** Given entries follows **

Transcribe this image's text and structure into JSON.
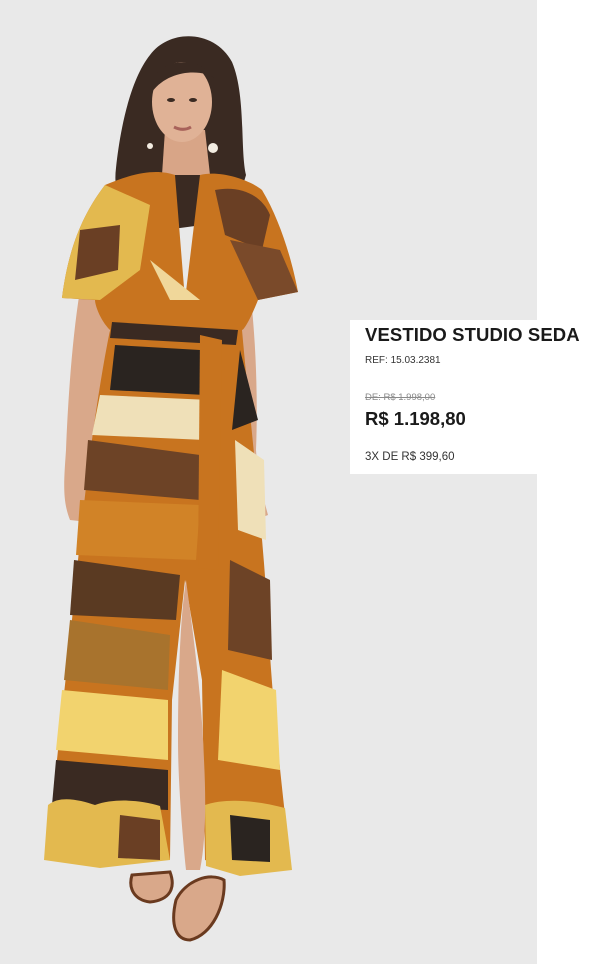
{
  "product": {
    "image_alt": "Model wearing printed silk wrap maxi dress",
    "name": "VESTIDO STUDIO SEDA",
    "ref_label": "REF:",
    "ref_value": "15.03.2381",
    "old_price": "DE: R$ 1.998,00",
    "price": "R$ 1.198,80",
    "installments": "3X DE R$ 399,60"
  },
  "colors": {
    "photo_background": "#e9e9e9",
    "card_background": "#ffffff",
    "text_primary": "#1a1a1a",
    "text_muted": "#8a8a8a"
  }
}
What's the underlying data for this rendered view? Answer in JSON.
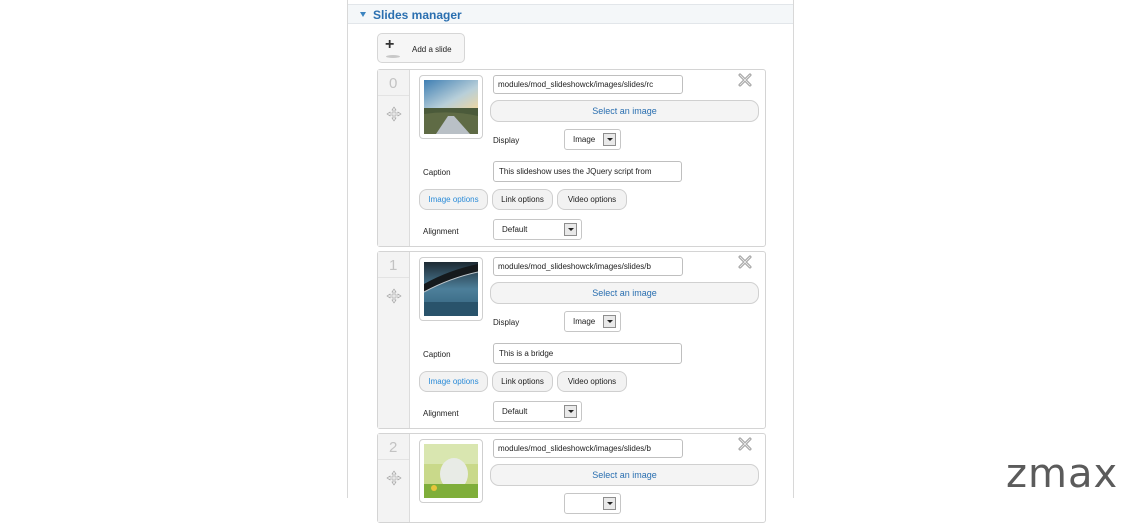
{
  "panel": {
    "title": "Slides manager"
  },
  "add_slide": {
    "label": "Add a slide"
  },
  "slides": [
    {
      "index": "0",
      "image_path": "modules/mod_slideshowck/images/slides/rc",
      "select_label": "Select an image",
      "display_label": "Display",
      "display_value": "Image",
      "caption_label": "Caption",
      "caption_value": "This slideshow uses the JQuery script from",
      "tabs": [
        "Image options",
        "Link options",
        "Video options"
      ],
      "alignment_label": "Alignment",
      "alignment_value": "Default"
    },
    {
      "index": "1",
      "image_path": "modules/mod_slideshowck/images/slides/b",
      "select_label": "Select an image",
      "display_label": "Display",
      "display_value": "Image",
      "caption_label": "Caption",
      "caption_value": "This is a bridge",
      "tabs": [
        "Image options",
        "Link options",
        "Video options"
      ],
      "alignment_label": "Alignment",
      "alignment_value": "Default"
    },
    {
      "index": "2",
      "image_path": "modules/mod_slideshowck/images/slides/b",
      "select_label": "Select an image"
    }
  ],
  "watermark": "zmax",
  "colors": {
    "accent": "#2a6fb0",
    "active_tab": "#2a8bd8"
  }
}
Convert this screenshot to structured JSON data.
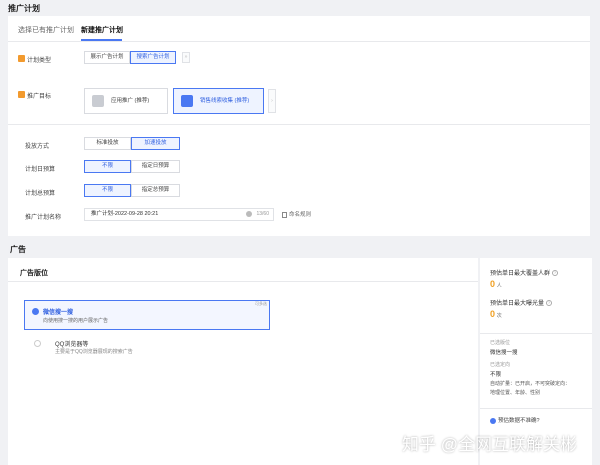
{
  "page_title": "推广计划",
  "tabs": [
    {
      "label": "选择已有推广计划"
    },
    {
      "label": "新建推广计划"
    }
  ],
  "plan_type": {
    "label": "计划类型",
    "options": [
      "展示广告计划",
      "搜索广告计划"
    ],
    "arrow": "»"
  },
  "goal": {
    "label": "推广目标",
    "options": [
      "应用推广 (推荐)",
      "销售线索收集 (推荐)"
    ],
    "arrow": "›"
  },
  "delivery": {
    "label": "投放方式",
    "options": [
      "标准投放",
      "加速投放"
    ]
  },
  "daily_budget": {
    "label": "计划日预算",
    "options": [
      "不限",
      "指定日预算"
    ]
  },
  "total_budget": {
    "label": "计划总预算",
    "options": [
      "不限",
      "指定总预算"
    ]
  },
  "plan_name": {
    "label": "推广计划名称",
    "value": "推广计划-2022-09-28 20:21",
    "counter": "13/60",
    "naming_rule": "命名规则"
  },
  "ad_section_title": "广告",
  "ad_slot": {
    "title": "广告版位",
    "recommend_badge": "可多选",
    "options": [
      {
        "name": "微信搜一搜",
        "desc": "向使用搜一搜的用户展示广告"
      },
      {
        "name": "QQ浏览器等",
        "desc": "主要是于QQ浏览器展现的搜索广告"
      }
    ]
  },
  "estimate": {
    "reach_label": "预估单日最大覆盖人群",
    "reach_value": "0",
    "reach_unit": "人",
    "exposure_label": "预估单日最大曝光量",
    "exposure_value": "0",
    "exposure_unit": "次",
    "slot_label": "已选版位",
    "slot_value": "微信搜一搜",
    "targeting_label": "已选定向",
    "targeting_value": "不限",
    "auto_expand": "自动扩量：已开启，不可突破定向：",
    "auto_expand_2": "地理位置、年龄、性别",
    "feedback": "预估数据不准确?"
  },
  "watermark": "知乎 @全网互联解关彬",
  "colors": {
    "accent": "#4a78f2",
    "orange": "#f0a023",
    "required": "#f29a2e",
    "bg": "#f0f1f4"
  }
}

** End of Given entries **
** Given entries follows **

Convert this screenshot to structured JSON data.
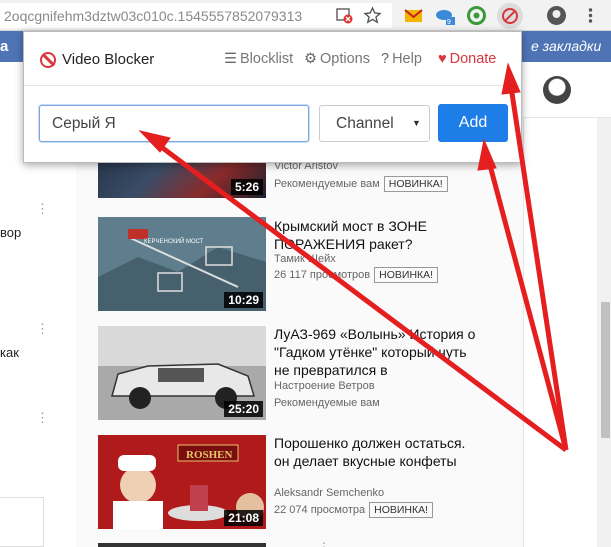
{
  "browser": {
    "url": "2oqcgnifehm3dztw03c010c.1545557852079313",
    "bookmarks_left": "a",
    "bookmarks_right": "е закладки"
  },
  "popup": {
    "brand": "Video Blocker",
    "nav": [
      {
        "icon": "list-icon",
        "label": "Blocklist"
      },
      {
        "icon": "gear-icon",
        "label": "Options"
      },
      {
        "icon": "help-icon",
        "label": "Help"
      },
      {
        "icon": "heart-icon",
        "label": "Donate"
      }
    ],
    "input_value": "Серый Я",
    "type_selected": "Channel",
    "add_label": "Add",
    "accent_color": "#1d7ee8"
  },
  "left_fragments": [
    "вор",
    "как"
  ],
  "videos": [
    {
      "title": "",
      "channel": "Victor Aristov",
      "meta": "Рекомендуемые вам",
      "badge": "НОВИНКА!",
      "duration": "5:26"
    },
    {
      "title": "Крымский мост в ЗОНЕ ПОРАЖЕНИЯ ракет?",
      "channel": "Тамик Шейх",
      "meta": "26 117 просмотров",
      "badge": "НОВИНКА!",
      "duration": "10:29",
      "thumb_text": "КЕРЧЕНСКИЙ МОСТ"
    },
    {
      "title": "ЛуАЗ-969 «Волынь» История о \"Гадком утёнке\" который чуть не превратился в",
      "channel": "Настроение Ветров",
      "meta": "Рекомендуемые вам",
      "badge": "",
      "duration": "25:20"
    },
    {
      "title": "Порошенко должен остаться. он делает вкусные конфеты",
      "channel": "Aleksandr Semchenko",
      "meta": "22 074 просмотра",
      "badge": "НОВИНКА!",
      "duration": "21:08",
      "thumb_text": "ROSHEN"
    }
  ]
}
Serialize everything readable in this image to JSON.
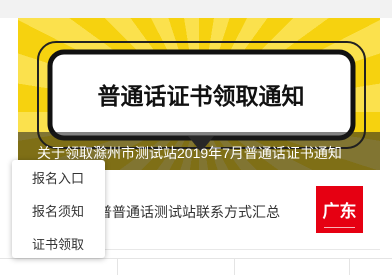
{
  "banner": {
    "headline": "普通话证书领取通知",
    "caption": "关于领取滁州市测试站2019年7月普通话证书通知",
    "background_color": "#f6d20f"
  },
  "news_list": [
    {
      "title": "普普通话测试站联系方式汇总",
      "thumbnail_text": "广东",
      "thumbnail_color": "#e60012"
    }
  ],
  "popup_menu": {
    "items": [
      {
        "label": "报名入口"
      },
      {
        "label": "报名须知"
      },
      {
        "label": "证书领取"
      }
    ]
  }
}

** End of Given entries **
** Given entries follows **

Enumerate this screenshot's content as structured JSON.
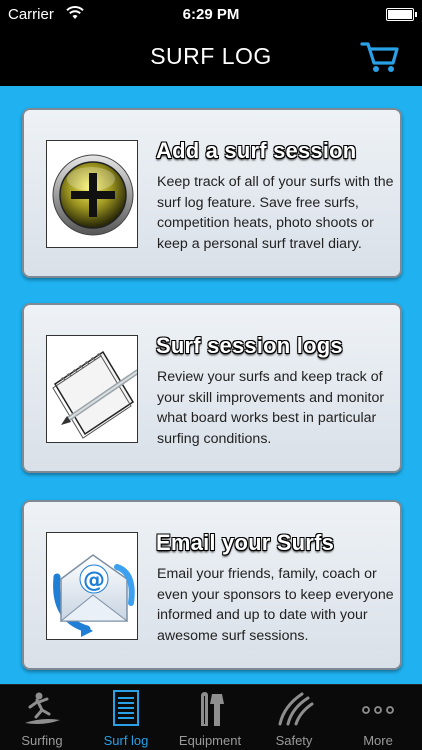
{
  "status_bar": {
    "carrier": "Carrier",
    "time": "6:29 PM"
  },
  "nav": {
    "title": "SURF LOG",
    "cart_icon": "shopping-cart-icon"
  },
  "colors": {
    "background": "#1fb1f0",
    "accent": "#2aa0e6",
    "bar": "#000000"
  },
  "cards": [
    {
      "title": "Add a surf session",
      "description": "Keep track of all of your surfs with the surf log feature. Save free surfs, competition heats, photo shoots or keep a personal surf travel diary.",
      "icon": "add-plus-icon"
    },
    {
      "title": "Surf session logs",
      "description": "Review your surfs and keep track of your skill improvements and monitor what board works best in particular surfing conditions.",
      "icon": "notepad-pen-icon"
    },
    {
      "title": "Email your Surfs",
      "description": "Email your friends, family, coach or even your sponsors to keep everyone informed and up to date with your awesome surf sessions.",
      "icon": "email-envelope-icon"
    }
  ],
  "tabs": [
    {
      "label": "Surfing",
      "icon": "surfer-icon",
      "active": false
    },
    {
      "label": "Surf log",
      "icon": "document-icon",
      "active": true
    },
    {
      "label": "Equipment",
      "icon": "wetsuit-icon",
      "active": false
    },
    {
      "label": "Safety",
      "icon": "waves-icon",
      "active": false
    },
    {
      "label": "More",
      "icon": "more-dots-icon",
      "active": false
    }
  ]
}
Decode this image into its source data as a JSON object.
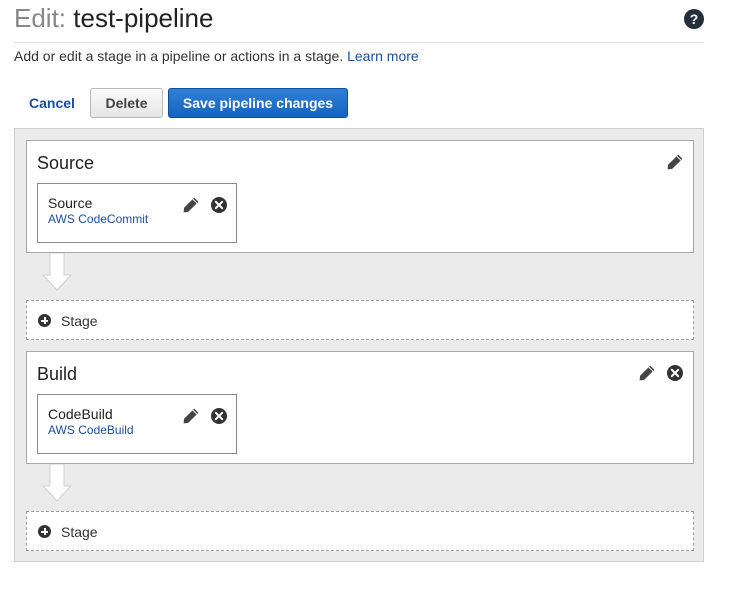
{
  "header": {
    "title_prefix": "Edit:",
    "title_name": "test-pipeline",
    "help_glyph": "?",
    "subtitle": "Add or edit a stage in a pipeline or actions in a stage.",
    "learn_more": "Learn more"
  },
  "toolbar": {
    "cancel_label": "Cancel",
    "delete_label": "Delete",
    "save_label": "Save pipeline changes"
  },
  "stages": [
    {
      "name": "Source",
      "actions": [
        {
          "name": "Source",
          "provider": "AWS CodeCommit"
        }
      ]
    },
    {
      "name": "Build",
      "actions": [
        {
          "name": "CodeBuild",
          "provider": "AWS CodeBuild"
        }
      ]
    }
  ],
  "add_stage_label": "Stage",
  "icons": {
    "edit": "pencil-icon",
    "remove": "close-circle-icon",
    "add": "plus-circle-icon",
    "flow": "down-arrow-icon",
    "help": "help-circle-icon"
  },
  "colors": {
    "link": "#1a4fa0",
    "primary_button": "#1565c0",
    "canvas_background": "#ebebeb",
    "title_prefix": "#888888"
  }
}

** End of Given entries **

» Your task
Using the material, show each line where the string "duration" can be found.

» Task answer
      "duration": "5:26"
      "duration": "10:29",
      "duration": "25:20"
      "duration": "21:08",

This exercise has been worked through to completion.